**What is expected:** Wherever "Connections" occurs in the entries, copy the line that holds it.

**Component data from apps and pages:**
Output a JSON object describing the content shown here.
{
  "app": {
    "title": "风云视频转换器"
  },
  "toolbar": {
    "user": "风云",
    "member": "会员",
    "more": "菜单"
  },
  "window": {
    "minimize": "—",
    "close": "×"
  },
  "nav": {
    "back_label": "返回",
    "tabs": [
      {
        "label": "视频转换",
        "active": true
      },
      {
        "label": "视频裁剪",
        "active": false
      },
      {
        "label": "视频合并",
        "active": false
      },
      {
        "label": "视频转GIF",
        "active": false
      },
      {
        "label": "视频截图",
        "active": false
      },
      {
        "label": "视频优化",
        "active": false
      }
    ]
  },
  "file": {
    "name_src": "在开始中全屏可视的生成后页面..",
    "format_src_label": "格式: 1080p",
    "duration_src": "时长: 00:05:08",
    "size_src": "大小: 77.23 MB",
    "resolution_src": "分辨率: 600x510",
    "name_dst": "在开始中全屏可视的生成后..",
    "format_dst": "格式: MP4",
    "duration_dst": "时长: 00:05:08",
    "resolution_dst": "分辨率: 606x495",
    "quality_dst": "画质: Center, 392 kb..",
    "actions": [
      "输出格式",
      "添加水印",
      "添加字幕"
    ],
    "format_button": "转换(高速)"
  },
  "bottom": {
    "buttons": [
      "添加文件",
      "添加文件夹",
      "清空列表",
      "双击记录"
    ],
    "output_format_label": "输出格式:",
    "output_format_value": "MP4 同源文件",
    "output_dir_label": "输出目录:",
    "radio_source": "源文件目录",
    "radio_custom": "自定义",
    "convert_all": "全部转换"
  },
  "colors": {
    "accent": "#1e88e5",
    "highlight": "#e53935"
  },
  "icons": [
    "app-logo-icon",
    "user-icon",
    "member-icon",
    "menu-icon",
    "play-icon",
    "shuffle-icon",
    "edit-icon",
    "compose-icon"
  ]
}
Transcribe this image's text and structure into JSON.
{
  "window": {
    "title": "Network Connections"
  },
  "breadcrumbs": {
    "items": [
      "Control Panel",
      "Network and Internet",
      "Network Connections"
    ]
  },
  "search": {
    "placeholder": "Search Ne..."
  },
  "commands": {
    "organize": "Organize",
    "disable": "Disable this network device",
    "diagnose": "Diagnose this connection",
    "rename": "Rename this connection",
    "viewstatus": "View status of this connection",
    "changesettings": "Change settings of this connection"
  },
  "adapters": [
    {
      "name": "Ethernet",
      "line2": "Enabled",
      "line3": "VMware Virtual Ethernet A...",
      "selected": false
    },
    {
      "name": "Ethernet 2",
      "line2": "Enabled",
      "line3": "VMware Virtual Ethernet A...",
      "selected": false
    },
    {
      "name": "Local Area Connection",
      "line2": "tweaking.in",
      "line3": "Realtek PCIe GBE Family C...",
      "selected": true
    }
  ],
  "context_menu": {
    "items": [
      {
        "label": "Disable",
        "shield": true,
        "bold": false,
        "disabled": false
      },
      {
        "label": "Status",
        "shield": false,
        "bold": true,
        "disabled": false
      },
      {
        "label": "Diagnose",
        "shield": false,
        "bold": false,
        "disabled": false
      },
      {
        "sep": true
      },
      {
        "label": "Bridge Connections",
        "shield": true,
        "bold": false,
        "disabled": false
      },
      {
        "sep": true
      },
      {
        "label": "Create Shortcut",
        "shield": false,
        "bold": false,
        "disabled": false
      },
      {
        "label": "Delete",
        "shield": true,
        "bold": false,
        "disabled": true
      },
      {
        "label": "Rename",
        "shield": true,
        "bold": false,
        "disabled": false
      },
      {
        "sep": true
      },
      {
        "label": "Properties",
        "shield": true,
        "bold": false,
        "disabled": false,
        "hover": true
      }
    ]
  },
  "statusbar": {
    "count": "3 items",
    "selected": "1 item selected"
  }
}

**Exercise output:**
    "title": "Network Connections"
      "Network Connections"
        "label": "Bridge Connections",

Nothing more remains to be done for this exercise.